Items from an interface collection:
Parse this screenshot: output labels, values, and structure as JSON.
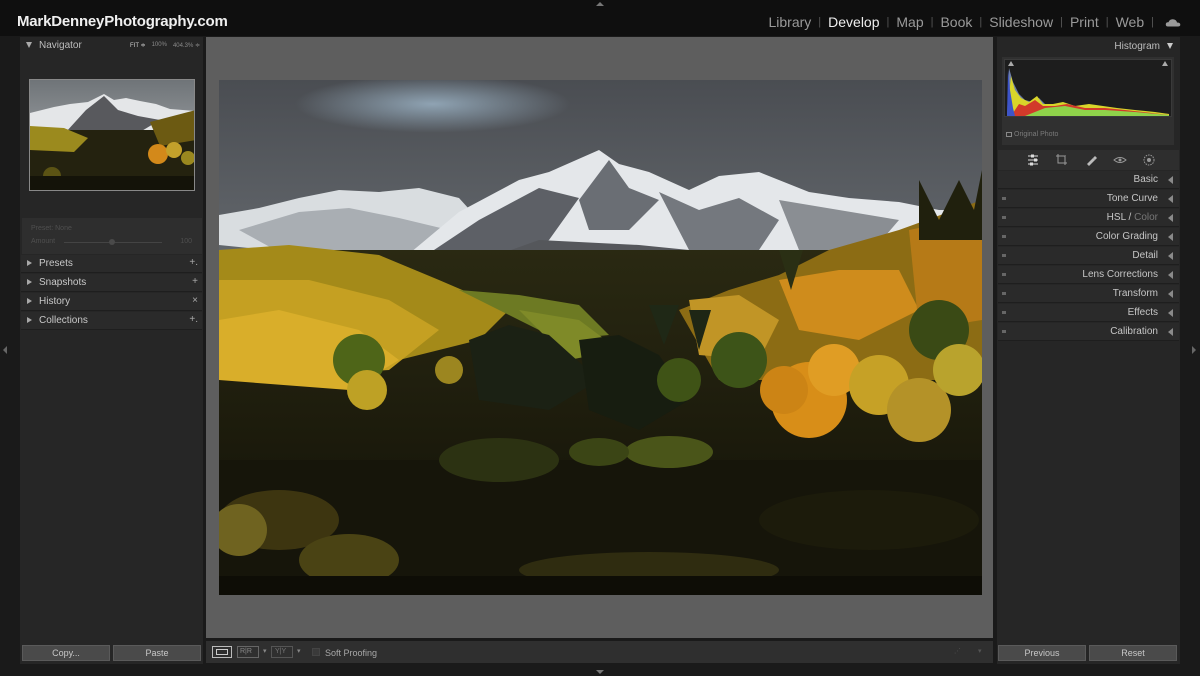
{
  "brand": "MarkDenneyPhotography.com",
  "modules": [
    {
      "label": "Library",
      "active": false
    },
    {
      "label": "Develop",
      "active": true
    },
    {
      "label": "Map",
      "active": false
    },
    {
      "label": "Book",
      "active": false
    },
    {
      "label": "Slideshow",
      "active": false
    },
    {
      "label": "Print",
      "active": false
    },
    {
      "label": "Web",
      "active": false
    }
  ],
  "left": {
    "navigator": {
      "title": "Navigator",
      "zoom_options": [
        "FIT ≑",
        "100%",
        "404.3% ≑"
      ]
    },
    "navigator_box": {
      "line1": "Preset: None",
      "line2": "Amount",
      "line3": "100"
    },
    "sections": [
      {
        "label": "Presets",
        "action": "+."
      },
      {
        "label": "Snapshots",
        "action": "+"
      },
      {
        "label": "History",
        "action": "×"
      },
      {
        "label": "Collections",
        "action": "+."
      }
    ],
    "copy_label": "Copy...",
    "paste_label": "Paste"
  },
  "toolbar": {
    "soft_proofing_label": "Soft Proofing"
  },
  "right": {
    "histogram": {
      "title": "Histogram",
      "caption": "Original Photo"
    },
    "panels": [
      {
        "label": "Basic",
        "dim_suffix": ""
      },
      {
        "label": "Tone Curve",
        "dim_suffix": ""
      },
      {
        "label": "HSL / ",
        "dim_suffix": "Color"
      },
      {
        "label": "Color Grading",
        "dim_suffix": ""
      },
      {
        "label": "Detail",
        "dim_suffix": ""
      },
      {
        "label": "Lens Corrections",
        "dim_suffix": ""
      },
      {
        "label": "Transform",
        "dim_suffix": ""
      },
      {
        "label": "Effects",
        "dim_suffix": ""
      },
      {
        "label": "Calibration",
        "dim_suffix": ""
      }
    ],
    "previous_label": "Previous",
    "reset_label": "Reset"
  },
  "icons": {
    "cloud": "cloud-icon",
    "sliders": "sliders-icon",
    "crop": "crop-icon",
    "heal": "healing-icon",
    "redeye": "red-eye-icon",
    "mask": "masking-icon"
  },
  "colors": {
    "accent_active": "#eeeeee",
    "panel": "#262626",
    "center_bg": "#5e5e5e"
  }
}
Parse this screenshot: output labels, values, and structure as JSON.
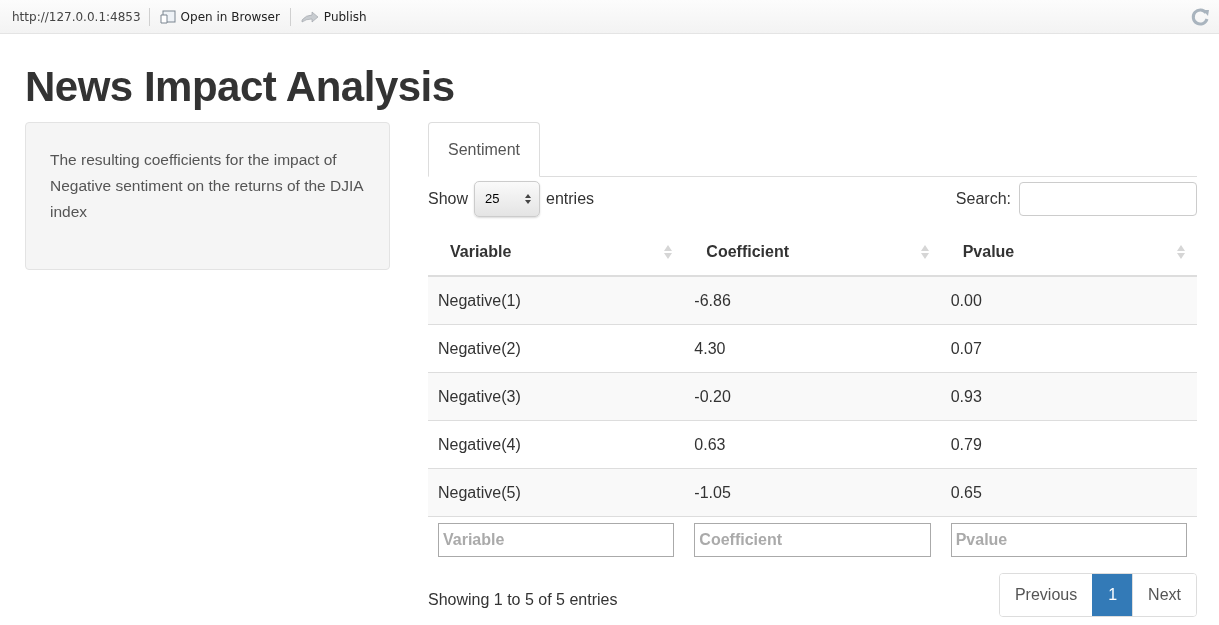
{
  "toolbar": {
    "url": "http://127.0.0.1:4853",
    "buttons": [
      "Open in Browser",
      "Publish"
    ]
  },
  "title": "News Impact Analysis",
  "sidebar": {
    "text": "The resulting coefficients for the impact of Negative sentiment on the returns of the DJIA index"
  },
  "tabs": [
    {
      "label": "Sentiment",
      "selected": true
    }
  ],
  "length_control": {
    "before": "Show",
    "value": "25",
    "after": "entries"
  },
  "search": {
    "label": "Search:"
  },
  "table": {
    "columns": [
      "Variable",
      "Coefficient",
      "Pvalue"
    ],
    "rows": [
      [
        "Negative(1)",
        "-6.86",
        "0.00"
      ],
      [
        "Negative(2)",
        "4.30",
        "0.07"
      ],
      [
        "Negative(3)",
        "-0.20",
        "0.93"
      ],
      [
        "Negative(4)",
        "0.63",
        "0.79"
      ],
      [
        "Negative(5)",
        "-1.05",
        "0.65"
      ]
    ],
    "filters": [
      {
        "placeholder": "Variable"
      },
      {
        "placeholder": "Coefficient"
      },
      {
        "placeholder": "Pvalue"
      }
    ]
  },
  "info": "Showing 1 to 5 of 5 entries",
  "pagination": [
    {
      "label": "Previous",
      "selected": false
    },
    {
      "label": "1",
      "selected": true
    },
    {
      "label": "Next",
      "selected": false
    }
  ]
}
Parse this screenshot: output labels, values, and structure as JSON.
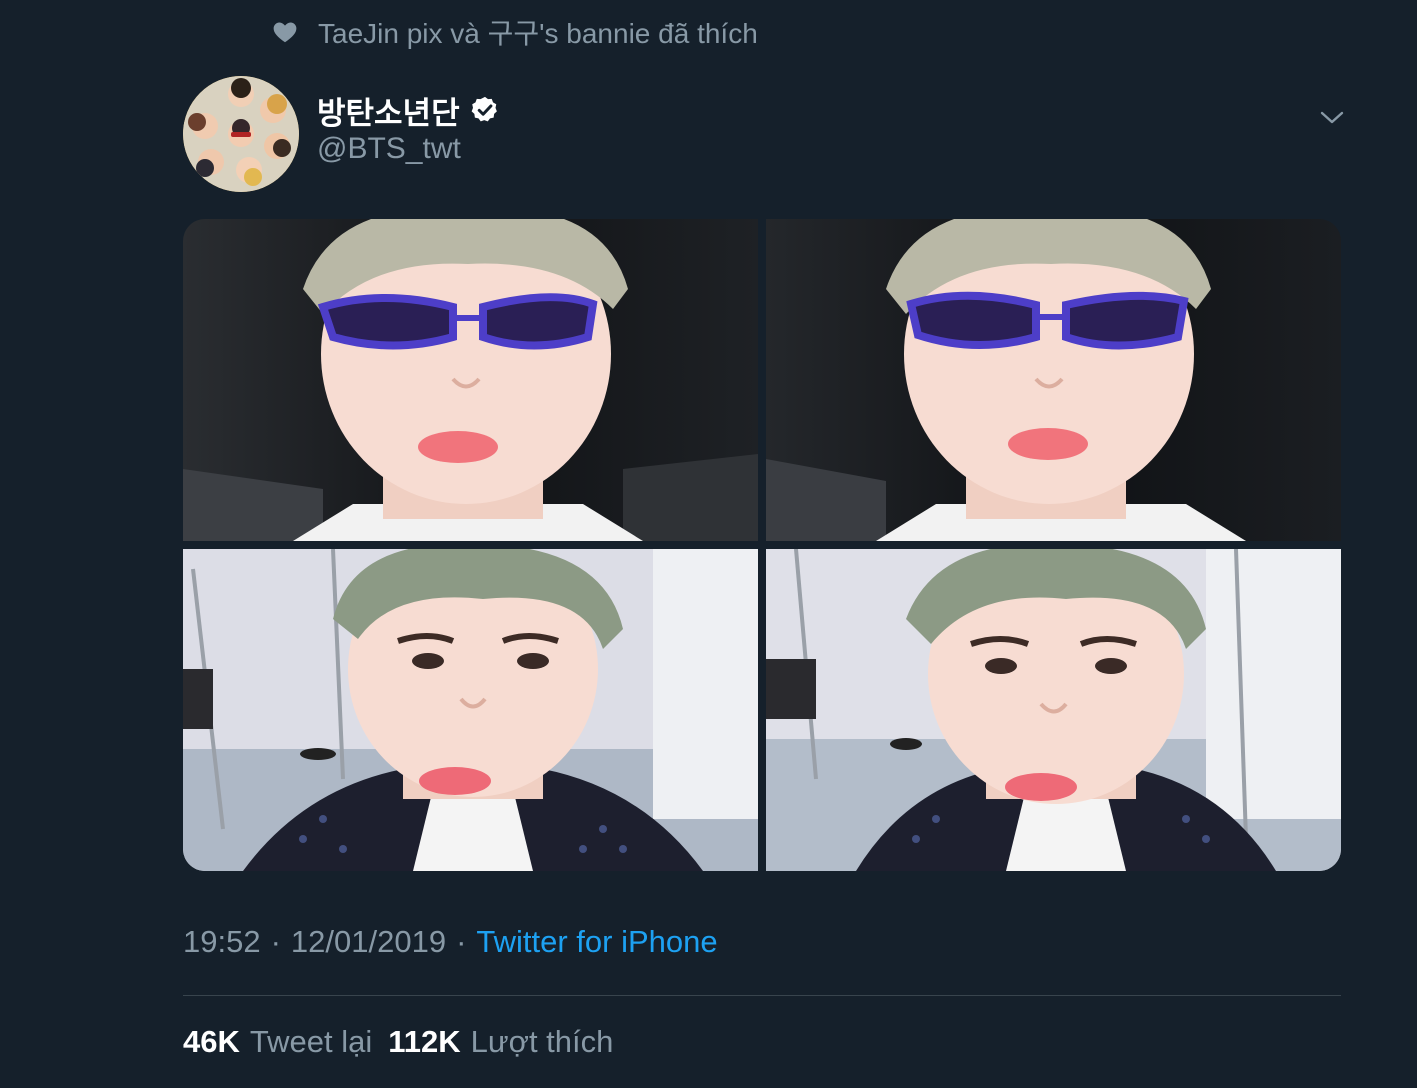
{
  "social_context": {
    "icon": "heart-icon",
    "text": "TaeJin pix và 구구's bannie đã thích"
  },
  "tweet": {
    "author": {
      "display_name": "방탄소년단",
      "handle": "@BTS_twt",
      "verified": true
    },
    "media": [
      {
        "description": "photo-1"
      },
      {
        "description": "photo-2"
      },
      {
        "description": "photo-3"
      },
      {
        "description": "photo-4"
      }
    ],
    "time": "19:52",
    "separator": "·",
    "date": "12/01/2019",
    "source": "Twitter for iPhone",
    "stats": {
      "retweets_count": "46K",
      "retweets_label": "Tweet lại",
      "likes_count": "112K",
      "likes_label": "Lượt thích"
    }
  },
  "colors": {
    "background": "#15202b",
    "secondary_text": "#8899a6",
    "link": "#1da1f2",
    "divider": "#38444d"
  }
}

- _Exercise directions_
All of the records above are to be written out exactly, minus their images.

- _Solution for this exercise_
Parse this screenshot: output labels, values, and structure as JSON.
{
  "brand": "MarkDenneyPhotography.com",
  "modules": [
    {
      "label": "Library",
      "active": false
    },
    {
      "label": "Develop",
      "active": true
    },
    {
      "label": "Map",
      "active": false
    },
    {
      "label": "Book",
      "active": false
    },
    {
      "label": "Slideshow",
      "active": false
    },
    {
      "label": "Print",
      "active": false
    },
    {
      "label": "Web",
      "active": false
    }
  ],
  "left": {
    "navigator": {
      "title": "Navigator",
      "zoom_options": [
        "FIT ≑",
        "100%",
        "404.3% ≑"
      ]
    },
    "navigator_box": {
      "line1": "Preset: None",
      "line2": "Amount",
      "line3": "100"
    },
    "sections": [
      {
        "label": "Presets",
        "action": "+."
      },
      {
        "label": "Snapshots",
        "action": "+"
      },
      {
        "label": "History",
        "action": "×"
      },
      {
        "label": "Collections",
        "action": "+."
      }
    ],
    "copy_label": "Copy...",
    "paste_label": "Paste"
  },
  "toolbar": {
    "soft_proofing_label": "Soft Proofing"
  },
  "right": {
    "histogram": {
      "title": "Histogram",
      "caption": "Original Photo"
    },
    "panels": [
      {
        "label": "Basic",
        "dim_suffix": ""
      },
      {
        "label": "Tone Curve",
        "dim_suffix": ""
      },
      {
        "label": "HSL / ",
        "dim_suffix": "Color"
      },
      {
        "label": "Color Grading",
        "dim_suffix": ""
      },
      {
        "label": "Detail",
        "dim_suffix": ""
      },
      {
        "label": "Lens Corrections",
        "dim_suffix": ""
      },
      {
        "label": "Transform",
        "dim_suffix": ""
      },
      {
        "label": "Effects",
        "dim_suffix": ""
      },
      {
        "label": "Calibration",
        "dim_suffix": ""
      }
    ],
    "previous_label": "Previous",
    "reset_label": "Reset"
  },
  "icons": {
    "cloud": "cloud-icon",
    "sliders": "sliders-icon",
    "crop": "crop-icon",
    "heal": "healing-icon",
    "redeye": "red-eye-icon",
    "mask": "masking-icon"
  },
  "colors": {
    "accent_active": "#eeeeee",
    "panel": "#262626",
    "center_bg": "#5e5e5e"
  }
}
Parse this screenshot: output labels, values, and structure as JSON.
{
  "toolbar": {
    "url": "http://127.0.0.1:4853",
    "buttons": [
      "Open in Browser",
      "Publish"
    ]
  },
  "title": "News Impact Analysis",
  "sidebar": {
    "text": "The resulting coefficients for the impact of Negative sentiment on the returns of the DJIA index"
  },
  "tabs": [
    {
      "label": "Sentiment",
      "selected": true
    }
  ],
  "length_control": {
    "before": "Show",
    "value": "25",
    "after": "entries"
  },
  "search": {
    "label": "Search:"
  },
  "table": {
    "columns": [
      "Variable",
      "Coefficient",
      "Pvalue"
    ],
    "rows": [
      [
        "Negative(1)",
        "-6.86",
        "0.00"
      ],
      [
        "Negative(2)",
        "4.30",
        "0.07"
      ],
      [
        "Negative(3)",
        "-0.20",
        "0.93"
      ],
      [
        "Negative(4)",
        "0.63",
        "0.79"
      ],
      [
        "Negative(5)",
        "-1.05",
        "0.65"
      ]
    ],
    "filters": [
      {
        "placeholder": "Variable"
      },
      {
        "placeholder": "Coefficient"
      },
      {
        "placeholder": "Pvalue"
      }
    ]
  },
  "info": "Showing 1 to 5 of 5 entries",
  "pagination": [
    {
      "label": "Previous",
      "selected": false
    },
    {
      "label": "1",
      "selected": true
    },
    {
      "label": "Next",
      "selected": false
    }
  ]
}
Parse this screenshot: output labels, values, and structure as JSON.
{
  "social_context": {
    "icon": "heart-icon",
    "text": "TaeJin pix và 구구's bannie đã thích"
  },
  "tweet": {
    "author": {
      "display_name": "방탄소년단",
      "handle": "@BTS_twt",
      "verified": true
    },
    "media": [
      {
        "description": "photo-1"
      },
      {
        "description": "photo-2"
      },
      {
        "description": "photo-3"
      },
      {
        "description": "photo-4"
      }
    ],
    "time": "19:52",
    "separator": "·",
    "date": "12/01/2019",
    "source": "Twitter for iPhone",
    "stats": {
      "retweets_count": "46K",
      "retweets_label": "Tweet lại",
      "likes_count": "112K",
      "likes_label": "Lượt thích"
    }
  },
  "colors": {
    "background": "#15202b",
    "secondary_text": "#8899a6",
    "link": "#1da1f2",
    "divider": "#38444d"
  }
}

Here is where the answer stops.